Without changing a single word, restate the entries below.

[Excerpts from an interface dataset]
= = = =

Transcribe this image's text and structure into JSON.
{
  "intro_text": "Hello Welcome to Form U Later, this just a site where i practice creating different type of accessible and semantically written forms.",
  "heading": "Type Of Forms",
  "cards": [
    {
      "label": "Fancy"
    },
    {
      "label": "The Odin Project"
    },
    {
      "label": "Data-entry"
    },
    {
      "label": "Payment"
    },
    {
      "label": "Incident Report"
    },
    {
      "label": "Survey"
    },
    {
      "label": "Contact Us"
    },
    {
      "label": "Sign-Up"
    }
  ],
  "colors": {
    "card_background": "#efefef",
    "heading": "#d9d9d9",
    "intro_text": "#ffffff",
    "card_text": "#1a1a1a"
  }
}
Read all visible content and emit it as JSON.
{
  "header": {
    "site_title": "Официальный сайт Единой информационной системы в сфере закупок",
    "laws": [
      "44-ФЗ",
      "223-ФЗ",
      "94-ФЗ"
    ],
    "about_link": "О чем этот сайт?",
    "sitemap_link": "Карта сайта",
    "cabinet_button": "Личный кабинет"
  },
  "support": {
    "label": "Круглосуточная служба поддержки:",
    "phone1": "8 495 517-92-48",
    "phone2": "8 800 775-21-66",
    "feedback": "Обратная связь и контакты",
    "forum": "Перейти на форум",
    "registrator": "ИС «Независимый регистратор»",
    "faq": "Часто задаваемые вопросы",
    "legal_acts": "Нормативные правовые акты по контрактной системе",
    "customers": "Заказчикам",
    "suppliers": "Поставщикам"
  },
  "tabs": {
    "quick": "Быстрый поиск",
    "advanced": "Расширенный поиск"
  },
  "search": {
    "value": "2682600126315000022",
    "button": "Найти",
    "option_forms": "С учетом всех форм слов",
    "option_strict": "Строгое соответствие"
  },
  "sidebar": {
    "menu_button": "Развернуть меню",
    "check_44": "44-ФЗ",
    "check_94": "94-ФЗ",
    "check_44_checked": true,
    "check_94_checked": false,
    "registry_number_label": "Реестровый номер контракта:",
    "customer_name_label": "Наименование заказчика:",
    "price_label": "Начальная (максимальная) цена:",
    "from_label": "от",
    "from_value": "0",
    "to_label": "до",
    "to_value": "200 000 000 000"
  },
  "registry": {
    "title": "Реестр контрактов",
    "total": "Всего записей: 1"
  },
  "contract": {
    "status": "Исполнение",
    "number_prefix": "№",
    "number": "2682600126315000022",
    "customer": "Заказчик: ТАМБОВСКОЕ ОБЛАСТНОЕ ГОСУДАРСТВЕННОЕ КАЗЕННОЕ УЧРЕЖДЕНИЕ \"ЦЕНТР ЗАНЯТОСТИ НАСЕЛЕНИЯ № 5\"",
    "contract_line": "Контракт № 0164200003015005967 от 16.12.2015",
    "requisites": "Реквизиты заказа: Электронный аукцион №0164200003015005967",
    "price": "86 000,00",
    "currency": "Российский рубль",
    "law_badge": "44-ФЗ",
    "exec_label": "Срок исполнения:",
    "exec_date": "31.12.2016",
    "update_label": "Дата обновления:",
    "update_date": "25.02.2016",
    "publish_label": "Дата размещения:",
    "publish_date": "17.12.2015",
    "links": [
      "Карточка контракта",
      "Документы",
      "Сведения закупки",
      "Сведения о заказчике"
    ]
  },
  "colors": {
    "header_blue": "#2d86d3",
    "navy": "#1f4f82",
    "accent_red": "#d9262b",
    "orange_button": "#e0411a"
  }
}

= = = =

**Written solution**
Transcribe this image's text and structure into JSON.
{
  "intro_text": "Hello Welcome to Form U Later, this just a site where i practice creating different type of accessible and semantically written forms.",
  "heading": "Type Of Forms",
  "cards": [
    {
      "label": "Fancy"
    },
    {
      "label": "The Odin Project"
    },
    {
      "label": "Data-entry"
    },
    {
      "label": "Payment"
    },
    {
      "label": "Incident Report"
    },
    {
      "label": "Survey"
    },
    {
      "label": "Contact Us"
    },
    {
      "label": "Sign-Up"
    }
  ],
  "colors": {
    "card_background": "#efefef",
    "heading": "#d9d9d9",
    "intro_text": "#ffffff",
    "card_text": "#1a1a1a"
  }
}
Read all visible content and emit it as JSON.
{
  "header": {
    "site_title": "Официальный сайт Единой информационной системы в сфере закупок",
    "laws": [
      "44-ФЗ",
      "223-ФЗ",
      "94-ФЗ"
    ],
    "about_link": "О чем этот сайт?",
    "sitemap_link": "Карта сайта",
    "cabinet_button": "Личный кабинет"
  },
  "support": {
    "label": "Круглосуточная служба поддержки:",
    "phone1": "8 495 517-92-48",
    "phone2": "8 800 775-21-66",
    "feedback": "Обратная связь и контакты",
    "forum": "Перейти на форум",
    "registrator": "ИС «Независимый регистратор»",
    "faq": "Часто задаваемые вопросы",
    "legal_acts": "Нормативные правовые акты по контрактной системе",
    "customers": "Заказчикам",
    "suppliers": "Поставщикам"
  },
  "tabs": {
    "quick": "Быстрый поиск",
    "advanced": "Расширенный поиск"
  },
  "search": {
    "value": "2682600126315000022",
    "button": "Найти",
    "option_forms": "С учетом всех форм слов",
    "option_strict": "Строгое соответствие"
  },
  "sidebar": {
    "menu_button": "Развернуть меню",
    "check_44": "44-ФЗ",
    "check_94": "94-ФЗ",
    "check_44_checked": true,
    "check_94_checked": false,
    "registry_number_label": "Реестровый номер контракта:",
    "customer_name_label": "Наименование заказчика:",
    "price_label": "Начальная (максимальная) цена:",
    "from_label": "от",
    "from_value": "0",
    "to_label": "до",
    "to_value": "200 000 000 000"
  },
  "registry": {
    "title": "Реестр контрактов",
    "total": "Всего записей: 1"
  },
  "contract": {
    "status": "Исполнение",
    "number_prefix": "№",
    "number": "2682600126315000022",
    "customer": "Заказчик: ТАМБОВСКОЕ ОБЛАСТНОЕ ГОСУДАРСТВЕННОЕ КАЗЕННОЕ УЧРЕЖДЕНИЕ \"ЦЕНТР ЗАНЯТОСТИ НАСЕЛЕНИЯ № 5\"",
    "contract_line": "Контракт № 0164200003015005967 от 16.12.2015",
    "requisites": "Реквизиты заказа: Электронный аукцион №0164200003015005967",
    "price": "86 000,00",
    "currency": "Российский рубль",
    "law_badge": "44-ФЗ",
    "exec_label": "Срок исполнения:",
    "exec_date": "31.12.2016",
    "update_label": "Дата обновления:",
    "update_date": "25.02.2016",
    "publish_label": "Дата размещения:",
    "publish_date": "17.12.2015",
    "links": [
      "Карточка контракта",
      "Документы",
      "Сведения закупки",
      "Сведения о заказчике"
    ]
  },
  "colors": {
    "header_blue": "#2d86d3",
    "navy": "#1f4f82",
    "accent_red": "#d9262b",
    "orange_button": "#e0411a"
  }
}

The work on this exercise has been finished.